Page and application data records:
______

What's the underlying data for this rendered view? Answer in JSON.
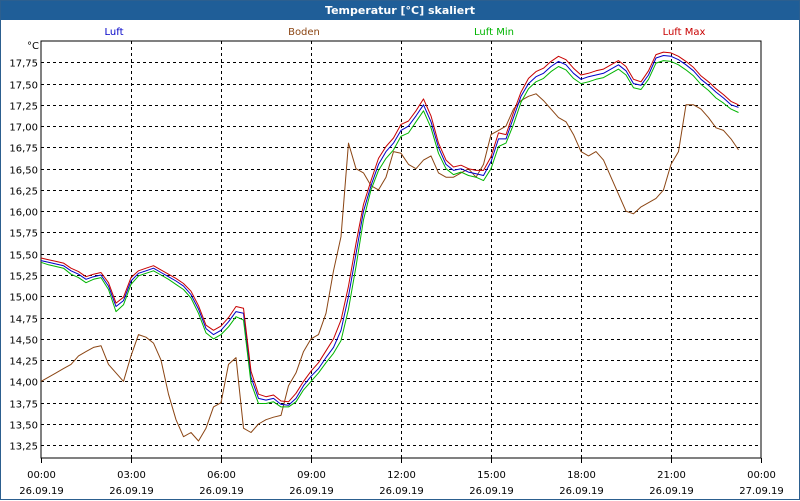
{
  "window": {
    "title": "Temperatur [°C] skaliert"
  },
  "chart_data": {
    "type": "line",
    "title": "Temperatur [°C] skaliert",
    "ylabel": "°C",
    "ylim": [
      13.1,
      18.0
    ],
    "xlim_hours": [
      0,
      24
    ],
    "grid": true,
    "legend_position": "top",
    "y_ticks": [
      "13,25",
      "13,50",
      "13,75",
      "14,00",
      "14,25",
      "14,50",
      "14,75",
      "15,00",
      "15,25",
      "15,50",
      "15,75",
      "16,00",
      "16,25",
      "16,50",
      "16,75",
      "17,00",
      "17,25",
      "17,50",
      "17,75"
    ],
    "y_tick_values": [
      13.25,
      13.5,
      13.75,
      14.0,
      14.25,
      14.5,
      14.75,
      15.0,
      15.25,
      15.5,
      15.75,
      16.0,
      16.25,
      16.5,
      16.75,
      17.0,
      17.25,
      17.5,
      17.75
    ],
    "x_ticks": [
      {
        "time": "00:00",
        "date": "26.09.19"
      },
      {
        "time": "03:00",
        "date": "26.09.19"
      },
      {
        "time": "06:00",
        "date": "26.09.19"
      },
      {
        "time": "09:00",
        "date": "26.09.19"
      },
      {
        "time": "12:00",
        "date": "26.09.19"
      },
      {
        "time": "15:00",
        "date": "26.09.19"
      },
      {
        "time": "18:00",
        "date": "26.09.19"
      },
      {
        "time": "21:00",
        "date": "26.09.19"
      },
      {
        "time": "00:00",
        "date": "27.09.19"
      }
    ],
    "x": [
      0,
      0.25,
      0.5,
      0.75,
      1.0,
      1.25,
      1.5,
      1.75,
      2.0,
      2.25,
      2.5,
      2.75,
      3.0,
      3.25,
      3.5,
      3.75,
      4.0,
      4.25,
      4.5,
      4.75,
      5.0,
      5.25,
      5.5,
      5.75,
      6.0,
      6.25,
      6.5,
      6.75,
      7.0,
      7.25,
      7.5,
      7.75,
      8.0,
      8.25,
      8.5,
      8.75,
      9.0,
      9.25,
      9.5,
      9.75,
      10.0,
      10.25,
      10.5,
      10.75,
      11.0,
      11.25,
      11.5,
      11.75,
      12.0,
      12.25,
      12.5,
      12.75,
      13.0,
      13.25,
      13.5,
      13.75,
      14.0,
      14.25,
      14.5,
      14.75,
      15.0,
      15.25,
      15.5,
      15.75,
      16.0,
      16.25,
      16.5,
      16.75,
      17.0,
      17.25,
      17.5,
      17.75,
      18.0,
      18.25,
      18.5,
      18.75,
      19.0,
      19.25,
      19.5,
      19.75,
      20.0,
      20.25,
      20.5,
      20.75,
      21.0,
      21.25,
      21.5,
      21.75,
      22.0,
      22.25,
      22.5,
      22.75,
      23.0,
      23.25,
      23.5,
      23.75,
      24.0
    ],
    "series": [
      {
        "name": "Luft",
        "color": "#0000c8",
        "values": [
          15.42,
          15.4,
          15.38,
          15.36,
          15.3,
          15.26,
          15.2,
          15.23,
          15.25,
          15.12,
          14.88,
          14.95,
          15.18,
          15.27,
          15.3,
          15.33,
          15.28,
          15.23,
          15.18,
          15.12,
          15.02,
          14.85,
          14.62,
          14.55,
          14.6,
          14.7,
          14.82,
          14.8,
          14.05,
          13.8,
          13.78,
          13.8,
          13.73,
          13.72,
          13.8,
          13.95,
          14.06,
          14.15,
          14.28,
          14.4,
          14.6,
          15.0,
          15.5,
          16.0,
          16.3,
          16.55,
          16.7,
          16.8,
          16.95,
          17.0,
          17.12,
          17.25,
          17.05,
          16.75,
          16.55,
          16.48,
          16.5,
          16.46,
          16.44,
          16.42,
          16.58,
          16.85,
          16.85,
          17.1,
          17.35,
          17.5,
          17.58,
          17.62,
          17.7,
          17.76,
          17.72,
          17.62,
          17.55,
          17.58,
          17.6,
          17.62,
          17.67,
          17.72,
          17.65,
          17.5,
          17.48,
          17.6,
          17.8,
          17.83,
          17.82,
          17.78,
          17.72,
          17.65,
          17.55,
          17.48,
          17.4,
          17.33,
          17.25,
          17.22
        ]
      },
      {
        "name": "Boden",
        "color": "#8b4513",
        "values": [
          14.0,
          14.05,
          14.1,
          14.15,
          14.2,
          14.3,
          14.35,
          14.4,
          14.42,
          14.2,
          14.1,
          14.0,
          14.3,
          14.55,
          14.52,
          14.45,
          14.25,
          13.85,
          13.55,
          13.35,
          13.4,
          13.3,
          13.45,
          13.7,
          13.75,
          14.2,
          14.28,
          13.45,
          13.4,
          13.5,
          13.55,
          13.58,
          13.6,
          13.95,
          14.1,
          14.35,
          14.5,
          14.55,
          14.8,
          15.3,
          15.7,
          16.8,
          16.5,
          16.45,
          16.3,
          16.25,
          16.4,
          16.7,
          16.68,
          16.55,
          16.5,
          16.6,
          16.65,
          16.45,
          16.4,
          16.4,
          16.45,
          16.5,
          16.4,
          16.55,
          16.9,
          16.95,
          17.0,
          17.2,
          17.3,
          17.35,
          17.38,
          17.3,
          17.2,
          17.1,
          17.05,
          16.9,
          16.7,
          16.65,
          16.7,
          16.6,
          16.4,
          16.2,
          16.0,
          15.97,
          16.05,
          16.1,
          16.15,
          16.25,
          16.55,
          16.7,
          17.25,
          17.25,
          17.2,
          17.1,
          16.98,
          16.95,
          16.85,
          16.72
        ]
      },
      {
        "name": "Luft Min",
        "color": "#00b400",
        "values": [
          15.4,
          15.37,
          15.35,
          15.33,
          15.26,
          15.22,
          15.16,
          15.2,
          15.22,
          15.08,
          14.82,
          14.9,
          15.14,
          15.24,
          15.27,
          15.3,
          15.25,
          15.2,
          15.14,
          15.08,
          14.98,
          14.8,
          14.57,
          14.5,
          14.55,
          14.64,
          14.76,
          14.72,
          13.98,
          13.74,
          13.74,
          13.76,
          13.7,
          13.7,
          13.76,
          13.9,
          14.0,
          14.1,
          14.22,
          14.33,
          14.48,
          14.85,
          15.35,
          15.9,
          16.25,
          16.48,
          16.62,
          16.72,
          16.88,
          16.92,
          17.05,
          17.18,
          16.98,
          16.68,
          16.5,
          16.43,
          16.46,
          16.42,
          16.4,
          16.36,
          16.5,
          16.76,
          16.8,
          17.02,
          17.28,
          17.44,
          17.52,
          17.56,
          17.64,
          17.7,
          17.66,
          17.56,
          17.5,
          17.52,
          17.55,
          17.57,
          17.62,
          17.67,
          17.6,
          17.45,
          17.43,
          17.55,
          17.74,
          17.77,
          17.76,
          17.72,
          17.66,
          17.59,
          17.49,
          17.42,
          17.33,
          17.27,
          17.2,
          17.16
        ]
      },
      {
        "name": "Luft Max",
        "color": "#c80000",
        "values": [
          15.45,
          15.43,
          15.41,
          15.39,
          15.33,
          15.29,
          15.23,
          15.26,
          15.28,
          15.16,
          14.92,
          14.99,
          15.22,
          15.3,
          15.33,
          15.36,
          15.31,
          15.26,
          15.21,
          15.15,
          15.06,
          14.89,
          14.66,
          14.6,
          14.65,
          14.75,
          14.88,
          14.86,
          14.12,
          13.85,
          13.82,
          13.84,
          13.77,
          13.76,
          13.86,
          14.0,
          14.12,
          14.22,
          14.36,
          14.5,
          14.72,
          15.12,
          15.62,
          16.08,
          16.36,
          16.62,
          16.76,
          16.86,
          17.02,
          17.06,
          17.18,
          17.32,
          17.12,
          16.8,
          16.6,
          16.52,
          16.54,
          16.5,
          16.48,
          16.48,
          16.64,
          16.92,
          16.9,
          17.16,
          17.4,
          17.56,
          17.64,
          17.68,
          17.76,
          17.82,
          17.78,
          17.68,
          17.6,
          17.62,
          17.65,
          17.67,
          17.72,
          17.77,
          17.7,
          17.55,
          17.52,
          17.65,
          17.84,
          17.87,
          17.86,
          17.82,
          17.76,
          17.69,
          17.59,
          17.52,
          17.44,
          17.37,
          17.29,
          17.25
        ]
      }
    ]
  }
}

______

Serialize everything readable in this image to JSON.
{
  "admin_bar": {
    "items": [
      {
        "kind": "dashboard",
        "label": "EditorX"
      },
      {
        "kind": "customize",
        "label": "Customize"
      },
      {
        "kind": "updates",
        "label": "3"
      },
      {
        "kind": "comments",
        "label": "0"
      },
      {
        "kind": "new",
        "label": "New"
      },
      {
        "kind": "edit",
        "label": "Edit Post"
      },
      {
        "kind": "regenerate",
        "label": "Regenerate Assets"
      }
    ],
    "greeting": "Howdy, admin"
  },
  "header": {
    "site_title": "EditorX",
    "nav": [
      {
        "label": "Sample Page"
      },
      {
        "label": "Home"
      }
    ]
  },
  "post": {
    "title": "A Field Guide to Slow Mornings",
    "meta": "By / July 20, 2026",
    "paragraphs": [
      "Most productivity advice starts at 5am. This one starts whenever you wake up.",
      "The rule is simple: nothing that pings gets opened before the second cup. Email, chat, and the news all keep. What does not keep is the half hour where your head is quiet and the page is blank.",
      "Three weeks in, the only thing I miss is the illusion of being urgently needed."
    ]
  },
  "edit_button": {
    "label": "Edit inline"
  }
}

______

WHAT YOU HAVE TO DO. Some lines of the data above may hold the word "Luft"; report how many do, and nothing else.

WRITTEN ANSWER. 3